Italian oil group Eni said on Thursday it had made a giant natural gas discovery off Mozambique, the biggest in its history, confirming expectations that East Africa is set to emerge as a major gas exporter after recent finds.

Eni said the discovery of gas at a first exploration well in Mozambique's offshore Area 4 exceeded pre-drill expectations and would help it strengthen its position in Africa.

This is a new stage in our conquest of Africa and a strong impulse for our business in the Pacific and Indian ocean area, Chief Executive Paolo Scaroni told a conference call on the discovery.

The find came at the Mamba South 1 well, Eni said in a statement, adding the Mamba South area could contain some 425 bcm of gas.

A further four wells in the area will be drilled in the next 12 to 18 months, Eni's E&P head Claudio Descalzi said. The project is expected to add 2 billion barrels of oil equivalent to reserves and boost production by around 300,000 barrels of oil equivalent per day (boepd).

Eni is the operator of Area 4 with a 70 percent stake. Co-owners are Portugal's Galp Energia, South Korea's KOGAS and Mozambique state-owned energy company ENH.

Shares in Eni and Galp ended 0.64 percent and 2.8 percent higher respectively, while the European oil and gas index closed down 0.98 percent.


Mozambique, one of the poorest countries in the world with little heavy industry, looks set to cash in on a gas bonanza as oil and gas companies flock to East Africa to tap the area's potential.

Earlier this month U.S. explorer Anadarko Petroleum Corp raised its estimate of the amount of natural gas it has discovered offshore Mozambique by two thirds, lifting hopes East Africa could become a major gas exporter.

Drilling is progressing in Tanzania, Madagascar and Kenya, and explorers expect more big gas finds which could make the area a major exporter of gas to Asia.

The exploration success in Mozambique expands the leadership of Eni in Africa by opening a new eastern front of activities, Eni said.

Eni is one of the largest operators in Africa where it produces some 1 million of the firm's 1.8 million boepd. It expects production on the continent to grow by 2 percent per year to 2014.

The sheer size of Mozambique discovery is expected to lead to large-scale gas development with exports of liquefied natural gas (LNG) to regional and international markets and supply to the domestic market, Eni said.

Scaroni said the group will build an LNG plant in the country, adding it had the resources to build it alone.
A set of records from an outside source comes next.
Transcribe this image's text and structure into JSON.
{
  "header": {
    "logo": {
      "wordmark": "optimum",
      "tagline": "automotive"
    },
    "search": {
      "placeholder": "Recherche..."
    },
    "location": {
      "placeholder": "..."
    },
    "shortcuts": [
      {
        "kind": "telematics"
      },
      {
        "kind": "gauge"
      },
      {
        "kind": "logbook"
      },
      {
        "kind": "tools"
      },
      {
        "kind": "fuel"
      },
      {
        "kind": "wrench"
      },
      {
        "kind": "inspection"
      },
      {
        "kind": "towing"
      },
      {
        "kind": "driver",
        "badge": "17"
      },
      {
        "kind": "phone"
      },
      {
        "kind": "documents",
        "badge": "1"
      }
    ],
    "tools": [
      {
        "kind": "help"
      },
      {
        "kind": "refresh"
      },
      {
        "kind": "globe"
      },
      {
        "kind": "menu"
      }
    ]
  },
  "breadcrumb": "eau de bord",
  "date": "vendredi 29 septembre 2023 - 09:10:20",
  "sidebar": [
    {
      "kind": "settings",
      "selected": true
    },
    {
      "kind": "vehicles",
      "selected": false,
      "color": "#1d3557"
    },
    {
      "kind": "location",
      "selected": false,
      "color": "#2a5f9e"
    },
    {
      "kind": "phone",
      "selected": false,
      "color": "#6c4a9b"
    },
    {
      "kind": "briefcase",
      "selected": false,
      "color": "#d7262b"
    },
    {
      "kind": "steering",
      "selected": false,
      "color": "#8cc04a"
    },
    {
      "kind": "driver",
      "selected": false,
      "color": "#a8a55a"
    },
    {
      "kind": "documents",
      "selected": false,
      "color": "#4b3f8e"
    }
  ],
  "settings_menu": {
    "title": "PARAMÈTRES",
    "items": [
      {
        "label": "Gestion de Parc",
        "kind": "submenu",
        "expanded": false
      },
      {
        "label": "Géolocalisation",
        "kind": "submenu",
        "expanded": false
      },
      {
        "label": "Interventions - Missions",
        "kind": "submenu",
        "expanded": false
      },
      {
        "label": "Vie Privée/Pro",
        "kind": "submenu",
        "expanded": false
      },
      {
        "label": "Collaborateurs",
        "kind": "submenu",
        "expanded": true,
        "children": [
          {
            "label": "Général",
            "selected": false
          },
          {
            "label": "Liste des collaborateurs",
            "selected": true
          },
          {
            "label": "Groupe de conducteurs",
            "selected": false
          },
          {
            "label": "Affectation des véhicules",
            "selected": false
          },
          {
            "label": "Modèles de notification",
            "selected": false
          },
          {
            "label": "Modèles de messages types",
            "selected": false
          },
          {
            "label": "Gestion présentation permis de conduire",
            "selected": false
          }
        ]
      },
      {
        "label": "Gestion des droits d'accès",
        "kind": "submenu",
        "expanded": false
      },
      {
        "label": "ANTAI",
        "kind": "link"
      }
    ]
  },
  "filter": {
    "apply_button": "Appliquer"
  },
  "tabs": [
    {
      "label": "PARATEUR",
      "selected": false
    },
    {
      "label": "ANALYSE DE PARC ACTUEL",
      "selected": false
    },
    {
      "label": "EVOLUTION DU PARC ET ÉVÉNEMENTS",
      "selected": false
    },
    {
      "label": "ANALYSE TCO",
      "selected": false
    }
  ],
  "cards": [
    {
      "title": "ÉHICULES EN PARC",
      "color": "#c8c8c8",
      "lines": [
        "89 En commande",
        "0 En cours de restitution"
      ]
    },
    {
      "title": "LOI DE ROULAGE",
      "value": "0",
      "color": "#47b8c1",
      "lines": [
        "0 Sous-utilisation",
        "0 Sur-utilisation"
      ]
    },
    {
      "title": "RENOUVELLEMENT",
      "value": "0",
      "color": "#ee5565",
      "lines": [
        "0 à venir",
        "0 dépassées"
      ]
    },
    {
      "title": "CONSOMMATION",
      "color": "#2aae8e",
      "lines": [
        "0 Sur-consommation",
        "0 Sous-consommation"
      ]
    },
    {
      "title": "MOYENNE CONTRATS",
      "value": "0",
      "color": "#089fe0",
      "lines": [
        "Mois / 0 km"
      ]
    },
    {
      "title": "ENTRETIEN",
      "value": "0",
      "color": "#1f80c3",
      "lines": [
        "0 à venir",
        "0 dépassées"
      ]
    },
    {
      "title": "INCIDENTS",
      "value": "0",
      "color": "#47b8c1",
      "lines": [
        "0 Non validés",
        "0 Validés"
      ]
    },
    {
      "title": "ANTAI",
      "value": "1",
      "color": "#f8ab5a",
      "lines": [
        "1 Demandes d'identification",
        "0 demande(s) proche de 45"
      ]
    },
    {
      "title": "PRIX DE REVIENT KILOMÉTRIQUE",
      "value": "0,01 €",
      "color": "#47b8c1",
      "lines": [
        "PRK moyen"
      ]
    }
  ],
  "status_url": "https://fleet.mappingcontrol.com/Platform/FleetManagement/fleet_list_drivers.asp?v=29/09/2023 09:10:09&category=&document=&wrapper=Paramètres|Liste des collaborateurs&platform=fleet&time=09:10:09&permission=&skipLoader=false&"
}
The Mozambique discovery, part of Eni's strategy to identify new areas with a high mining potential, is in the north of the country near the Anadarko finds.